Pittsburgh tax hike's message: Buyers, look elsewhere
Basic economics dictates that when you tax something, you get less of it — which should make Pittsburgh's proposed hike in its deed-transfer tax a non-starter.
City Councilmen Ricky Burgess and R. Daniel Lavelle proposed this 25 percent hike, from 4 to 5 percent of a property's sale price. They expect it to generate $10 million annually that would repay $100 million that the Urban Redevelopment Authority would borrow to support “affordable housing” efforts.
Mr. Lavelle, a former real estate agent who should know better, thinks making homeownership less affordable for all somehow will enhance impoverished neighborhoods. But a higher deed-transfer tax will only discourage property purchases in the city.
“All this is going to do is drive people who are most interested in trying to stay in the city outside of the city,” says Charlene Haislip, Realtors Association of Metropolitan Pittsburgh president. She adds: “It is going to turn away low- and moderate-income buyers, especially first-time buyers, whose biggest challenge is getting enough money for a down payment.”

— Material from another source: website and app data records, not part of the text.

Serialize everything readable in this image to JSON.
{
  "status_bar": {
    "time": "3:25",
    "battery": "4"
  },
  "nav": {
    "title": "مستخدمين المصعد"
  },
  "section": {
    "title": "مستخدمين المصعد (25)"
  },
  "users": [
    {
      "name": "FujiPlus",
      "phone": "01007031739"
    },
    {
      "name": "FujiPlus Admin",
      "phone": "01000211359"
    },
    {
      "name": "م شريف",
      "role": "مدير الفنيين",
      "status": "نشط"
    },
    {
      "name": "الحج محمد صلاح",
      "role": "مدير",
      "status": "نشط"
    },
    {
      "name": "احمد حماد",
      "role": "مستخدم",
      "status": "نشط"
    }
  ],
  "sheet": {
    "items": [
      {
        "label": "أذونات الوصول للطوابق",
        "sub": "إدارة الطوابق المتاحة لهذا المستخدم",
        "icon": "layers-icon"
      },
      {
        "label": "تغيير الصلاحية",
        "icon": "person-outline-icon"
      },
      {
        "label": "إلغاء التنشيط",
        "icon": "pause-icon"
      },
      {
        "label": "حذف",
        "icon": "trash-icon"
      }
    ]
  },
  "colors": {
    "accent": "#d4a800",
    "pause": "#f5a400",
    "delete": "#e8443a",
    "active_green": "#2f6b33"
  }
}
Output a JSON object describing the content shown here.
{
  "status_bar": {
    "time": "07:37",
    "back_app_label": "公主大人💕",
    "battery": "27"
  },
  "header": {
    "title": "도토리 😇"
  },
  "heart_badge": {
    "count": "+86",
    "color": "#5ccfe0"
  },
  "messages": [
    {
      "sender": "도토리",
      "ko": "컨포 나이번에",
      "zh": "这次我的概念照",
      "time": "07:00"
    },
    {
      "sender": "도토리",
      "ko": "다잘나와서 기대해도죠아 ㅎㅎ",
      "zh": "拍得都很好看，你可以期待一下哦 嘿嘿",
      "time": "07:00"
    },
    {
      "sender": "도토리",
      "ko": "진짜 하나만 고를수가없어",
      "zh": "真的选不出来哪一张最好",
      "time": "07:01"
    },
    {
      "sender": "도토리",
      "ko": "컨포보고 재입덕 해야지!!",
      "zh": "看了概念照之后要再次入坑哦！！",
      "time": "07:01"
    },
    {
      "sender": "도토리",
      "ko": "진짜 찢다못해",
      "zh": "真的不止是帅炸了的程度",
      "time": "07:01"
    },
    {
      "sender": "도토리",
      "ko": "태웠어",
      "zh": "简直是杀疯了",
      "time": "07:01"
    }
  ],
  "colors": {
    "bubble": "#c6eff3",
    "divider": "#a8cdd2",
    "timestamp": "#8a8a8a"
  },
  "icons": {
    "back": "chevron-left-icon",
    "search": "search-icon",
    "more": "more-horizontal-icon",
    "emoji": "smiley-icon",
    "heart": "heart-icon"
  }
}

What's proposed confirms the impractical folly of taxing one's way to prosperity — or to the fuzzily-defined “affordable housing” so desired by its supporters, including re-election-seeking Mayor Bill Peduto. Besides chasing families out of Pittsburgh, it will further fuel market-distorting, winner-picking government subsidies for favored “affordable housing” developers — at the expense of all buyers of Pittsburgh properties.